General Dynamics Sees Improving Margins, Backlog (Source: AIA)
General Dynamics Corp. saw better margins and higher earnings in the first quarter as aerospace and combat systems performed especially well. Though revenue dropped 6.2%, the company saw its order backlog rise 3% to $47.4 billion. (4/28)

First Pain, Then Gains for NASA (Source: Longmont Daily Times-Call)
When President Obama announced he would move the American space program away from a proposed second wave of lunar exploration, some saw it as a sign that the United States was willing to take a back seat when it comes to trips outside the Earth’s atmosphere. Changes are coming, that’s for sure. By the end of the year, the U.S. will put an end to its space shuttle program, which has ferried astronauts and equipment to orbit for the past 30 years.

Moving forward, Obama has asked for NASA to embark on the type of mission for which it was created: to develop new technology in the effort to push our boundaries farther into the solar system. By doing so, it means turning away in large measure from the Constellation program, a rocket that would have taken humans back to the moon. Potential cost overruns combined with a failure to significantly advance technology would have had long-term negative effects for the space agency. While such a choice may mean some short-term pain in the aerospace industry, the commitment to advance American technology will make the nation stronger in the long run. (4/28)
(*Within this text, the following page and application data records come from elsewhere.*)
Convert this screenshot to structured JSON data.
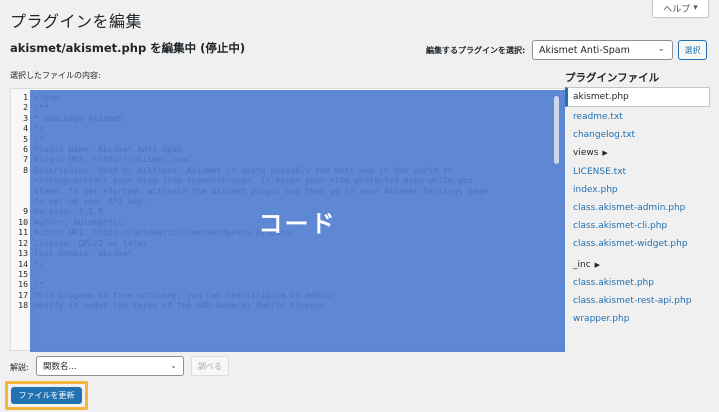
{
  "page": {
    "title": "プラグインを編集",
    "help_label": "ヘルプ"
  },
  "header": {
    "editing_file": "akismet/akismet.php を編集中 (停止中)",
    "select_label": "編集するプラグインを選択:",
    "selected_plugin": "Akismet Anti-Spam",
    "select_button": "選択"
  },
  "editor": {
    "content_label": "選択したファイルの内容:",
    "overlay_label": "コード",
    "lines": [
      {
        "n": "1",
        "t": "<?php"
      },
      {
        "n": "2",
        "t": "/**"
      },
      {
        "n": "3",
        "t": " * @package Akismet"
      },
      {
        "n": "4",
        "t": " */"
      },
      {
        "n": "5",
        "t": "/*"
      },
      {
        "n": "6",
        "t": "Plugin Name: Akismet Anti-Spam"
      },
      {
        "n": "7",
        "t": "Plugin URI: https://akismet.com/"
      },
      {
        "n": "8",
        "t": "Description: Used by millions, Akismet is quite possibly the best way in the world to"
      },
      {
        "n": "",
        "t": "<strong>protect your blog from spam</strong>. It keeps your site protected even while you"
      },
      {
        "n": "",
        "t": "sleep. To get started: activate the Akismet plugin and then go to your Akismet Settings page"
      },
      {
        "n": "",
        "t": "to set up your API key."
      },
      {
        "n": "9",
        "t": "Version: 4.1.9"
      },
      {
        "n": "10",
        "t": "Author: Automattic"
      },
      {
        "n": "11",
        "t": "Author URI: https://automattic.com/wordpress-plugins/"
      },
      {
        "n": "12",
        "t": "License: GPLv2 or later"
      },
      {
        "n": "13",
        "t": "Text Domain: akismet"
      },
      {
        "n": "14",
        "t": "*/"
      },
      {
        "n": "15",
        "t": ""
      },
      {
        "n": "16",
        "t": "/*"
      },
      {
        "n": "17",
        "t": "This program is free software; you can redistribute it and/or"
      },
      {
        "n": "18",
        "t": "modify it under the terms of the GNU General Public License"
      }
    ]
  },
  "files": {
    "title": "プラグインファイル",
    "items": [
      {
        "label": "akismet.php",
        "kind": "active"
      },
      {
        "label": "readme.txt",
        "kind": "file"
      },
      {
        "label": "changelog.txt",
        "kind": "file"
      },
      {
        "label": "views",
        "kind": "folder"
      },
      {
        "label": "LICENSE.txt",
        "kind": "file"
      },
      {
        "label": "index.php",
        "kind": "file"
      },
      {
        "label": "class.akismet-admin.php",
        "kind": "file"
      },
      {
        "label": "class.akismet-cli.php",
        "kind": "file"
      },
      {
        "label": "class.akismet-widget.php",
        "kind": "file"
      },
      {
        "label": "_inc",
        "kind": "folder"
      },
      {
        "label": "class.akismet.php",
        "kind": "file"
      },
      {
        "label": "class.akismet-rest-api.php",
        "kind": "file"
      },
      {
        "label": "wrapper.php",
        "kind": "file"
      }
    ]
  },
  "footer": {
    "doc_label": "解説:",
    "doc_placeholder": "関数名...",
    "lookup_button": "調べる",
    "update_button": "ファイルを更新"
  },
  "colors": {
    "accent": "#2271b1",
    "overlay": "#4876ce",
    "highlight_border": "#f2b63a"
  }
}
FAA Close to Setting Up Commercial Spaceflight Research Center (Source: Network World)
The FAA this week took a step closer to setting up a central hub for the development of key commercial space transportation technologies such as space launch and traffic management applications and setting orbital safety standards. The hub, known as the Center of Excellence for Commercial Space Transportation would have a $1 million yearly budget and tie together universities, industry players and the government for cost-sharing research and development. The FAA expects the center to be up and running this year.

The new center would be similar to other FAA Centers for Excellence that through myriad partnerships develop and set all manner of aviation standards from aircraft noise and emissions to airport systems. According to the FAA the center's purpose is to create a world-class consortium that will identify solutions for existing and anticipated commercial space transportation problems. The FAA expects the center to perform basic and applied research through a variety of analyses, development and prototyping activities. Click here to read the article. (4/28)

Space Situation is Bush's Legacy (Source: SpaceKSC)
Shorthly after President George W. Bush announced his plan to retire the Space Shuttle and pursue (but not adequately fund) a Moon/Mars program, Florida Today published an opinion article by Dr. Alex Roland, a former NASA historian known for his criticism of human space flight. Titled “Bush's Space Plan a Political Hoax,” the article warned that the Moon-Mars program would inevitably balloon in cost as had NASA's predecessor human flight programs, taking money away from other NASA projects.

"The problem, of course, is that his successor will inherit a gutted agency, with the failed detritus of the shuttle and space station visions still limping toward some unspecified denouement, and public expectations of mission impossible on the moon and Mars barely begun. The space program, in short, will be in a shambles. That will be the legacy of this cynical, political hoax." (4/27)

No comments: